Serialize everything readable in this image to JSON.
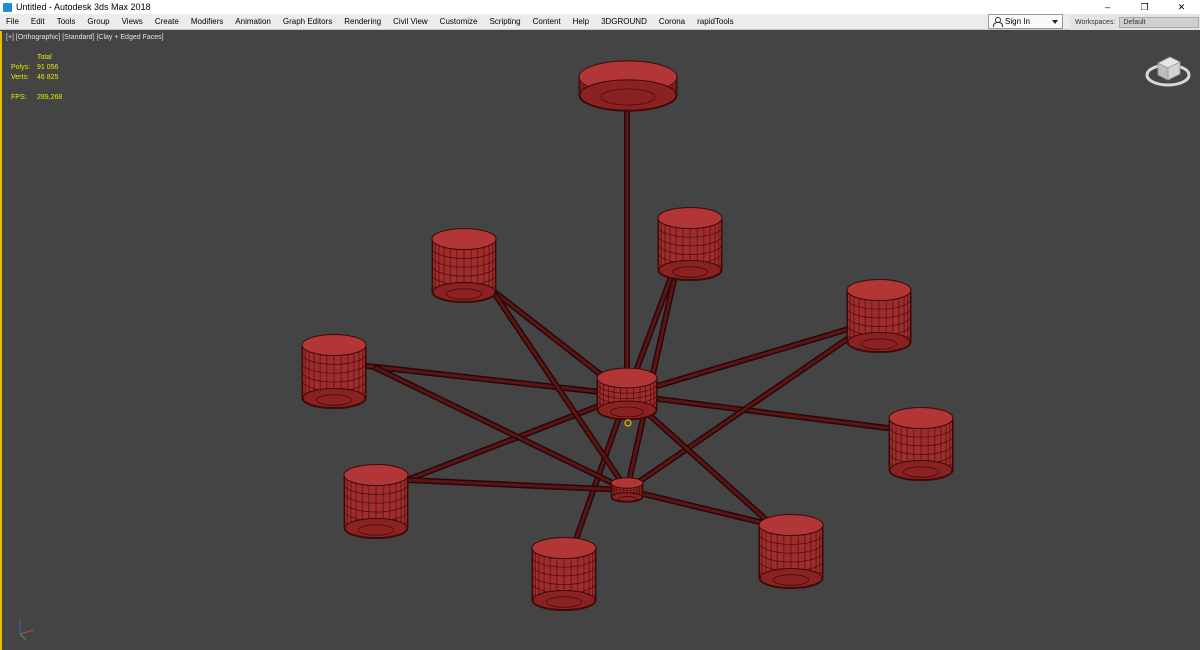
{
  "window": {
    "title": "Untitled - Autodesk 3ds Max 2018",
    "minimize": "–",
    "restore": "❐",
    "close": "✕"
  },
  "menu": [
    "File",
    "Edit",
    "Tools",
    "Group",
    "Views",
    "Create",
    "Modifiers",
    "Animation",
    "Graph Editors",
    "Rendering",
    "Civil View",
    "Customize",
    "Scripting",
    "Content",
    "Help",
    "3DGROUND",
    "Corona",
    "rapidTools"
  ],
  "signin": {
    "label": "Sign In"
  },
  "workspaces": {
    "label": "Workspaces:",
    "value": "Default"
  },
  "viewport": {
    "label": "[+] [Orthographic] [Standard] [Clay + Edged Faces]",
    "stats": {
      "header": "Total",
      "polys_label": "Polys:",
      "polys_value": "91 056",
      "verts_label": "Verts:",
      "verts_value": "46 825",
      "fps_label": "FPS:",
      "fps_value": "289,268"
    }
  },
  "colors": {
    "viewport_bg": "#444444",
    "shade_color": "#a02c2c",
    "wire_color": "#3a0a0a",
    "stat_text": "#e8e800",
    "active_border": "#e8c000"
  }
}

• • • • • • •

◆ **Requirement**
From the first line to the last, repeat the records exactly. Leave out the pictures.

◆ **Solution**
Serialize everything readable in this image to JSON.
{
  "window": {
    "title": "Untitled - Autodesk 3ds Max 2018",
    "minimize": "–",
    "restore": "❐",
    "close": "✕"
  },
  "menu": [
    "File",
    "Edit",
    "Tools",
    "Group",
    "Views",
    "Create",
    "Modifiers",
    "Animation",
    "Graph Editors",
    "Rendering",
    "Civil View",
    "Customize",
    "Scripting",
    "Content",
    "Help",
    "3DGROUND",
    "Corona",
    "rapidTools"
  ],
  "signin": {
    "label": "Sign In"
  },
  "workspaces": {
    "label": "Workspaces:",
    "value": "Default"
  },
  "viewport": {
    "label": "[+] [Orthographic] [Standard] [Clay + Edged Faces]",
    "stats": {
      "header": "Total",
      "polys_label": "Polys:",
      "polys_value": "91 056",
      "verts_label": "Verts:",
      "verts_value": "46 825",
      "fps_label": "FPS:",
      "fps_value": "289,268"
    }
  },
  "colors": {
    "viewport_bg": "#444444",
    "shade_color": "#a02c2c",
    "wire_color": "#3a0a0a",
    "stat_text": "#e8e800",
    "active_border": "#e8c000"
  }
}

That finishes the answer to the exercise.